However, I’m getting away from my point a bit. Jerry Sandusky clearly should have been fired from his coaching job some 17 years ago. He should not have been allowed to quietly retire as coach emeritus 12 years ago to evade prosecution. Penn State Administrators should have had both the clout and will to fire Joe Paterno in 2004 rather than allow him to protect Sandusky further. The fact that at least 2 decades of Sandusky’s known abuse went not only unpunished but rewarded is not just a “Penn State scandal”. That scandal is just the most recent eruption of the corruption that pervades sports programs in and out of academic circles. The scandal is another example of the corruption in our society that stems from the winning-is-everything mentality at colleges, universities, particularly at business schools and in our financial institutions. I have no doubt that this mess at Penn State will drop from the headlines, from the memories of all but a few and that the corruption in and of sports programs will continue apace. I also have no doubt that other scandals will erupt and similarly fade away until someone with the intelligence and the courage to stand up to the fools who demonstrated against Paterno’s firing appear and institute real reforms with real consequences.
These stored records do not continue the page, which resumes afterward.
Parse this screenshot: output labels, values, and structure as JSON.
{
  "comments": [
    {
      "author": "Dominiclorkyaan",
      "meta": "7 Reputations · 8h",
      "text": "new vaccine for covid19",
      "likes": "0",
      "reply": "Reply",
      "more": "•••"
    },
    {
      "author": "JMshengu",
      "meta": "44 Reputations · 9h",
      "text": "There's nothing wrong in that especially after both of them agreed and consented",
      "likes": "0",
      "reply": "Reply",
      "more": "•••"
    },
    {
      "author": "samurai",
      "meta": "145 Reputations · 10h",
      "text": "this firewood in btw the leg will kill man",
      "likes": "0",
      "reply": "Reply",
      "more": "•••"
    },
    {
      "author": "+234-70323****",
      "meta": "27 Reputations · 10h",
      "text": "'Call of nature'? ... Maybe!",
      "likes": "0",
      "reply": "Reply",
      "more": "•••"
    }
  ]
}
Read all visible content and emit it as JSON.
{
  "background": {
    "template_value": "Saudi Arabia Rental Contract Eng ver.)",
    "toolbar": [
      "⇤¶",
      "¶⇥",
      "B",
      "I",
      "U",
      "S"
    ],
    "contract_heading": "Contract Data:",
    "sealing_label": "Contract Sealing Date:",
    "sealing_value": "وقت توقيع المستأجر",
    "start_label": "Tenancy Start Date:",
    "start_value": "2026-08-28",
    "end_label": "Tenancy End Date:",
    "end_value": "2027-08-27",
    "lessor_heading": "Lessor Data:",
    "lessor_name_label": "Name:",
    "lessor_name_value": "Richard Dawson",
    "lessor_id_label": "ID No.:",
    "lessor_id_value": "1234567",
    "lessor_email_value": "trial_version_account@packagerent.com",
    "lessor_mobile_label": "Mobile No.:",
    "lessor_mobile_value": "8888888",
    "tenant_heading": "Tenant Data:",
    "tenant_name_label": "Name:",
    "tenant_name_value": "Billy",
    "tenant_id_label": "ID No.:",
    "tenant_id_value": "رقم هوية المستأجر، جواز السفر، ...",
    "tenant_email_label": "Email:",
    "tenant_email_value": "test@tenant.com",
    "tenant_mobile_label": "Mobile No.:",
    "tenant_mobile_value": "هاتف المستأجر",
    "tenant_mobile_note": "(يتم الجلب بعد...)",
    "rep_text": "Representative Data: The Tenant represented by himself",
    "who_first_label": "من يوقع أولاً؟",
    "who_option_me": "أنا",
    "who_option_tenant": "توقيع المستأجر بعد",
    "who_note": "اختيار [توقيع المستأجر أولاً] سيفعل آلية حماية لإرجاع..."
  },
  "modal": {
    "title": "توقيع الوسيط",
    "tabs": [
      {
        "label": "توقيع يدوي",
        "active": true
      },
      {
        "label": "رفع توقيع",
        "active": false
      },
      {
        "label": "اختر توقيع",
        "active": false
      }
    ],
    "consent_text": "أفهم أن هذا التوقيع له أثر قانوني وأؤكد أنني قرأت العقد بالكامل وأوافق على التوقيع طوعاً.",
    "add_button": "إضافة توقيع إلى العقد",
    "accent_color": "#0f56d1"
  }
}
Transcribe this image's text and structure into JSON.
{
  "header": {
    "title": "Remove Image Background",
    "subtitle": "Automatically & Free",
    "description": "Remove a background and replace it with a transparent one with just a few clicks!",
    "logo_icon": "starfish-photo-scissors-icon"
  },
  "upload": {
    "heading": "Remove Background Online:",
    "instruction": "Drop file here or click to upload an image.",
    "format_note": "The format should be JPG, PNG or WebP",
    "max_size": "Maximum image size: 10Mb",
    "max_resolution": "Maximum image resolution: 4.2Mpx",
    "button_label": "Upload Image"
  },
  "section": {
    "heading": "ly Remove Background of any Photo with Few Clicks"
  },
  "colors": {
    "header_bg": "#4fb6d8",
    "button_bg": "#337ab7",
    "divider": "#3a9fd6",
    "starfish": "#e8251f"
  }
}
And one last thought, if the crop of con artists who call themselves “Libertarians” insist that the free market always yields the correct solution without regulation and government interference, may I suggest the almost completely unregulated market we see here in college sports is the primary refutation of that bald-faced lie.